On the 63rd Anniversary of Alan Turing, Let’s Remember Him for the Great Man He Was
Alan Turing, who died sixty-three years ago today, was an English computer scientist, mathematician, cryptanalyst, and theoretical biologist, best-known as the parent of theoretical computer science and artificial intelligence.
During World War II, Turing led Britain’s codebreaking organization, and it is estimated that his work shortened the war in Europe by as many as four years. After the war, Turing worked at the National Physical Laboratory, where he directly contributed to the first designs of the stored-program computer.
In early 1952, an acquaintance of Turing’s lover burgled Turing’s home. Upon reporting the crime, Turing acknowledged a sexual relationship with another man, leading both to be charged with criminal gross indecency. Pleading guilty, Turing was given the choice between prison and probation, the latter of which was conditional on undergoing hormonal treatment to reduce libido (i.e., chemical castration); Turing chose probation and “treatment.”
On June 7, 1954, Alan Turing died from cyanide poisoning; he was forty-one. While his death was ruled a suicide, there are some that argue Turing was killed.
In 2009, in response to growing demands for an apology, Prime Minister Gordon Brown offered the following: “While Turing was dealt with under the law of the time and we can’t put the clock back, his treatment was of course utterly unfair…So on behalf of the British government, and all those who live freely thanks to Alan’s work, I am very proud to say: we’re sorry, you deserved so much better.”

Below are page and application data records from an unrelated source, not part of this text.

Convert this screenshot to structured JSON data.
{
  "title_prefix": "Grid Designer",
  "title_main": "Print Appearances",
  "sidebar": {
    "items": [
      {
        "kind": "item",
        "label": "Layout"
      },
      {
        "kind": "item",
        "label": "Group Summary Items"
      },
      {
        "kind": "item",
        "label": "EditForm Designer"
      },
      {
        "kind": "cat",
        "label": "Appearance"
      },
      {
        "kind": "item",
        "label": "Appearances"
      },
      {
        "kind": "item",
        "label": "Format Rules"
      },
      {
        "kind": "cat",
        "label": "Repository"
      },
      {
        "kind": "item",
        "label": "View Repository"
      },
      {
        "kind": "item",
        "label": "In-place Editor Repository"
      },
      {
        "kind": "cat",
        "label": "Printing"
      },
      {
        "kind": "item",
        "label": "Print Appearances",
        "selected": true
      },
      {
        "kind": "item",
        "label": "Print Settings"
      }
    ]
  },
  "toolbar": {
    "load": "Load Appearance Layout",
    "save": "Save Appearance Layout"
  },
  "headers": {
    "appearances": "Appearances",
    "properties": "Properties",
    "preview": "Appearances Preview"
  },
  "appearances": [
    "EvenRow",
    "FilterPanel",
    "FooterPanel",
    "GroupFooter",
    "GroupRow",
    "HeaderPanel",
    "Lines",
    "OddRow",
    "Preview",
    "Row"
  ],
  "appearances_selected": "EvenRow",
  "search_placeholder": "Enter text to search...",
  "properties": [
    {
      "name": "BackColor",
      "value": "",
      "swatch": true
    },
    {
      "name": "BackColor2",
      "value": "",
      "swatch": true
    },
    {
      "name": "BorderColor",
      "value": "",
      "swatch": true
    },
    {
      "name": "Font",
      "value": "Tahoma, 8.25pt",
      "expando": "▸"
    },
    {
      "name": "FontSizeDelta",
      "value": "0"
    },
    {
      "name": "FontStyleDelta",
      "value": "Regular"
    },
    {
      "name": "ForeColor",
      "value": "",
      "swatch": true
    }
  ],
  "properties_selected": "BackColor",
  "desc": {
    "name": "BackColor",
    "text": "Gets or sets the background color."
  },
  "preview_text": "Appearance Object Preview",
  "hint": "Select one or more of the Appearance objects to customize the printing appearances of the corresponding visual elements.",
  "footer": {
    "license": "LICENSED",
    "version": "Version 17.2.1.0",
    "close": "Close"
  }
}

The caveat that “we can’t put the clock back” was correctly seen as cover for the government’s failure to pardon Turing, prompting calls for a full pardon. In December 2013, Queen Elizabeth II signed the pardon, leading queer activists to lambast the clearing of only Turing’s name while letting stand countless other “gross indecency” convictions. In September 2016, the U.K. enacted what is informally known as the “Alan Turing law,” which retroactively pardons men convicted under legislation that outlawed homosexual acts.